Being born and raised in Amsterdam, I always considered myself a quite open-minded person. I thought that things that deviated from ‘my normal’ weren’t able to ‘shock’ me, but at Burning Man I quickly learned that there was so much more room for me to push my boundaries. I learned to be so much more tolerant and accepting to things that were completely out of my ‘bubble;’ I learned to step out of that comfort zone. I’ve been so much more adventurous in life ever since:
One of the most interesting memories I hold is one from the first time I attended the Burn. I was excited, intimidated and a little scared at the beginning. I just had no clue what to expect and as a result I had my guard up a little. On day two, one of my camp mates wanted to check out some workshop. I was a little clueless on what the theme of the workshop was, but decided to tag along anyway. We arrived at the workshop a little late, but nonetheless were still welcome to join. The workshop had several rounds, in which you had to try to emotionally connect to a random stranger. Each round you had to change partners. I was a little sceptical during the workshop, as during one of the rounds we had to hold each other as if you were holding a baby.
Yes, I had no idea who this chick in front of me was, and I had to lay in her arms for 7 minutes as if I were a little baby.
Uhmm, awkward much?
Anyway, during the last round we had to sit across from someone and look each other in the eyes for 7 minutes straight, without speaking. Two minutes in I started crying my eyes out. I didn’t know what the hell was going on. This person across from me didn’t do anything but smile at me, so why was I crying?! The remaining five minutes I continued to cry. My partner didn’t say anything verbally, but the way he looked at me while I was crying was very comforting. Once the round ended, we didn’t exchange names or ask each other where we were camping; we only exchanged a hug and I said: “Thank you!” Afterwards. It felt as if a weight had lifted off of my shoulders. All of the fear and anxiety I had towards the rest of my Burn had evaporated and I realized I just had to let the week happen. I embraced every little thing that happened: every stranger that talked to me, smiled at me, or wanted to hug me, each failed plan, all of the dust storms and cold nights.. I embraced it all.

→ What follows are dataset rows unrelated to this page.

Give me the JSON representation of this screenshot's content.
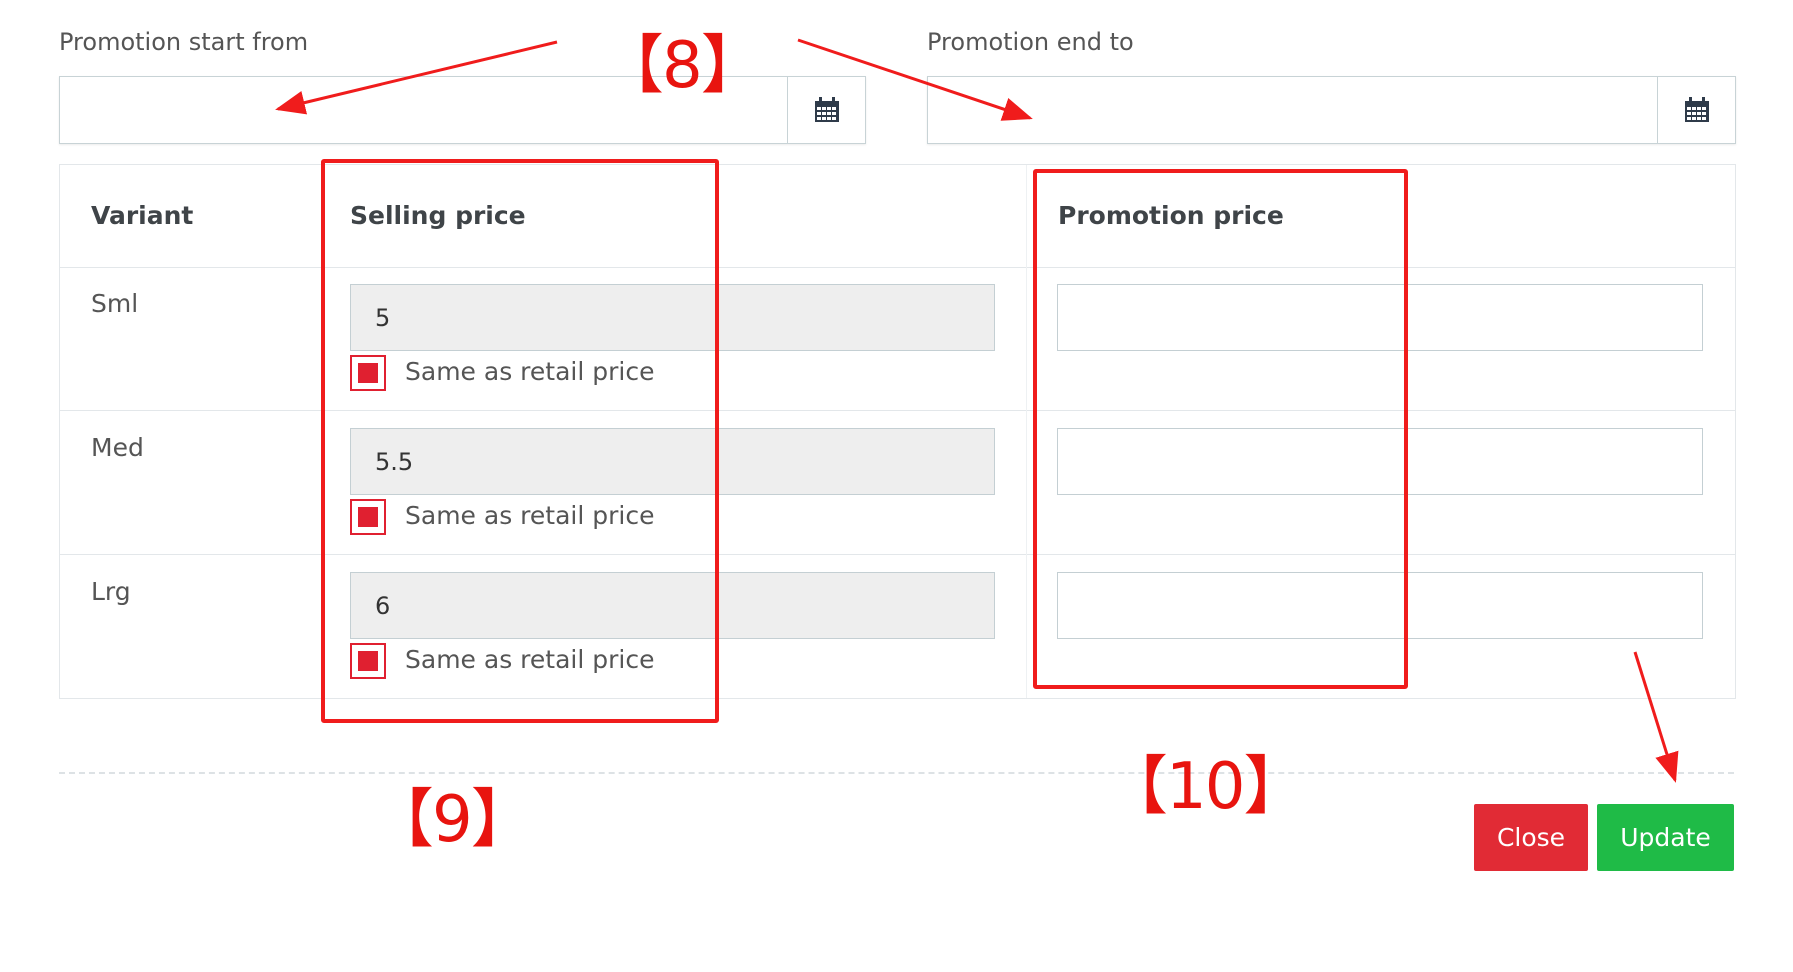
{
  "dates": {
    "start_label": "Promotion start from",
    "start_value": "",
    "end_label": "Promotion end to",
    "end_value": ""
  },
  "table": {
    "headers": {
      "variant": "Variant",
      "selling": "Selling price",
      "promotion": "Promotion price"
    },
    "rows": [
      {
        "variant": "Sml",
        "selling_price": "5",
        "same_as_retail_label": "Same as retail price",
        "same_as_retail_checked": true,
        "promotion_price": ""
      },
      {
        "variant": "Med",
        "selling_price": "5.5",
        "same_as_retail_label": "Same as retail price",
        "same_as_retail_checked": true,
        "promotion_price": ""
      },
      {
        "variant": "Lrg",
        "selling_price": "6",
        "same_as_retail_label": "Same as retail price",
        "same_as_retail_checked": true,
        "promotion_price": ""
      }
    ]
  },
  "buttons": {
    "close": "Close",
    "update": "Update"
  },
  "annotations": {
    "n8": "【8】",
    "n9": "【9】",
    "n10": "【10】"
  },
  "icons": {
    "calendar": "calendar-icon"
  },
  "colors": {
    "annotation": "#f01c1c",
    "close_button": "#e12b35",
    "update_button": "#1fbb47",
    "checkbox": "#e02030",
    "readonly_input": "#eeeeee"
  }
}
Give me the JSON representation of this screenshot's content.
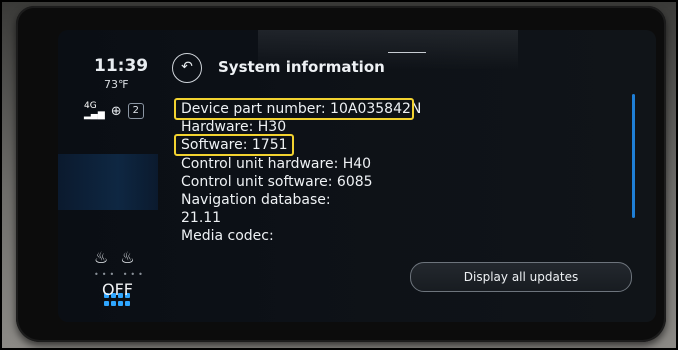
{
  "status": {
    "time": "11:39",
    "temperature": "73℉",
    "network": "4G",
    "badge_count": "2",
    "climate_state": "OFF"
  },
  "header": {
    "title": "System information"
  },
  "info": {
    "lines": [
      "Device part number: 10A035842N",
      "Hardware: H30",
      "Software: 1751",
      "Control unit hardware: H40",
      "Control unit software: 6085",
      "Navigation database:",
      "21.11",
      "Media codec:"
    ]
  },
  "actions": {
    "display_updates_label": "Display all updates"
  },
  "colors": {
    "highlight": "#f2d230",
    "accent_blue": "#2fa6ff"
  },
  "icons": [
    "back-arrow-icon",
    "signal-icon",
    "globe-icon",
    "apps-grid-icon",
    "seat-heat-left-icon",
    "seat-heat-right-icon"
  ]
}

Once the Burn was over, I tried to take that same mentality home and embrace the things that life threw my way. As a result, I met many beautiful people that inspire, encourage and love me. I’ve managed to broaden my horizon and accept new things and elements in my life. I’ve made life-changing decisions and I am proud of how I’ve managed to let things just happen. Finally, I can say that life has been way more exciting since that first Burn, and I can’t wait to see what lessons I’ll be learning this year.